During the first 24 h of germination, LD and LDI are spatially separated, residing mainly in the aleurone layer and in the endosperm of the seed, respectively (49). LD has no classical signal peptide to direct secretion and is released slowly from aleurone cells (4, 49, 50). Possibly, the degradative damage to the aleurone cell walls occurring 24–48 h after germination onset allows diffusion of LD into the starchy endosperm (50). When LD encounters LDI at this stage, further hydrolysis of branched dextrins products from starch degradation catalyzed by the abundant α- and β-amylases will not take place. Consequently, undesirable germination occurring because of fluctuations in environmental factors (e.g. premature sprouting) at an otherwise unfavorable state can be brought to a halt without complete exhaustion of the carbohydrate reserve, and furthermore the LD activity will be protected for more favorable times by conformational stabilization of LD as it forms a complex with the LDI as judged by a marked increase in unfolding temperature of LD (ΔTm = 11 °C) in the complex as compared with the free form of the enzyme. The full activity of LD can only be unleashed when inactivation of LDI takes place. The amount of intact LDI is reduced to below the detection limit concomitant with a reported increase in the level of free LD during germination (51). The loss of LDI, maybe caused by proteolysis (51) is probably facilitated by thioredoxin h reduction of disulfides in LDI, which per se results in LDI inactivation (15). The abundances of CTIs in general decrease during germination (52).
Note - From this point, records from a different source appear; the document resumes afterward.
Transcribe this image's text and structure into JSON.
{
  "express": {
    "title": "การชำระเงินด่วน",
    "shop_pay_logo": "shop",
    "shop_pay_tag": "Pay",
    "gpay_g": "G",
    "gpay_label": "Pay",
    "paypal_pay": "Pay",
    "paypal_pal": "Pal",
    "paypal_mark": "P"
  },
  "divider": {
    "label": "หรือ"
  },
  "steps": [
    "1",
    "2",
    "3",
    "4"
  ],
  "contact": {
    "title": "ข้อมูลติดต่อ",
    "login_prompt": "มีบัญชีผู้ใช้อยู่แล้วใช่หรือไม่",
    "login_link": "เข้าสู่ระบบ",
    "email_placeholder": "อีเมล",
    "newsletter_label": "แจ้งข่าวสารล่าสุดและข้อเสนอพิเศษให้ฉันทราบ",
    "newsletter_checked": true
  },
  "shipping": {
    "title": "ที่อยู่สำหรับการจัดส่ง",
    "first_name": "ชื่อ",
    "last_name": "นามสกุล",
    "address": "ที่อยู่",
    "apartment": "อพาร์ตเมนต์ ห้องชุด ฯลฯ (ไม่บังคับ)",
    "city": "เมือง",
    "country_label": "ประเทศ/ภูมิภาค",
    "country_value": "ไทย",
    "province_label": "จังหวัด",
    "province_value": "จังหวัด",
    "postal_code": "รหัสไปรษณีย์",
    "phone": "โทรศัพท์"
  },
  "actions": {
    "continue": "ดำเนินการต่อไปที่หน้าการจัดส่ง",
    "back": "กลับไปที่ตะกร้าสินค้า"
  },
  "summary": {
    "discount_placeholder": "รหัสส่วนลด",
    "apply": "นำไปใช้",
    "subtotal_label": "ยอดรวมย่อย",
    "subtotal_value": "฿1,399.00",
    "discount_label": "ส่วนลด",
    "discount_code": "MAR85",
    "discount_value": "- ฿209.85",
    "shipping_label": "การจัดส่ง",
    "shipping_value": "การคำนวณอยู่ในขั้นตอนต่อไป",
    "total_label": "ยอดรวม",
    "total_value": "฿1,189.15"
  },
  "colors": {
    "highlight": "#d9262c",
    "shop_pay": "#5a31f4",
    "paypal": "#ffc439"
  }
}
The binding mode of LDI to LD illustrates an extraordinary versatility of CTIs featuring in a variety of regulatory and defense related protein-protein interactions in plants. The impressive conformational stability of LDI together with possibility for integration with redox regulatory networks provides a possible rationale for conservation of the structural scaffold of the CTIs through a divergent evolution of the individual protein subfamilies. The outcome of this is a multitude of roles played by CTIs in regulation of plant development as seen in the present study and for previously described defense mechanisms (53).
Anne Blicher (Technical University of Denmark) is acknowledged for amino acid and N-terminal sequence analyses. We thank Monica Palcic and Nathalie Juge and members of our research groups for fruitful discussions, as well as Jose A. Cuesta Seijo (Carlsberg Laboratory) for collection of the final data set at the European Synchrotron Radiation Facility. The European Synchrotron Radiation Facility and its staff, as well as MAX II Laboratory, Lund University, and MAX laboratory staff, are acknowledged for beam time and assistance. The DANSCATT program from the Danish National Research Council is thanked for travel support to the respective beam lines. Novo Nordisk is thanked for circular dichroism instrument time. We acknowledge Bent Sigurskjold (Copenhagen University), who lent us the differential scanning calorimeter.
*This work was supported by the Carlsberg Foundation, the Danish Council for Independent Research, Natural Sciences, Technical University of Denmark Ph.D. stipends (to M. B. V.-C. and M. S. M.), and an Oticon Foundation M.Sc. scholarship (to J. M. J.).
5The abbreviations used are: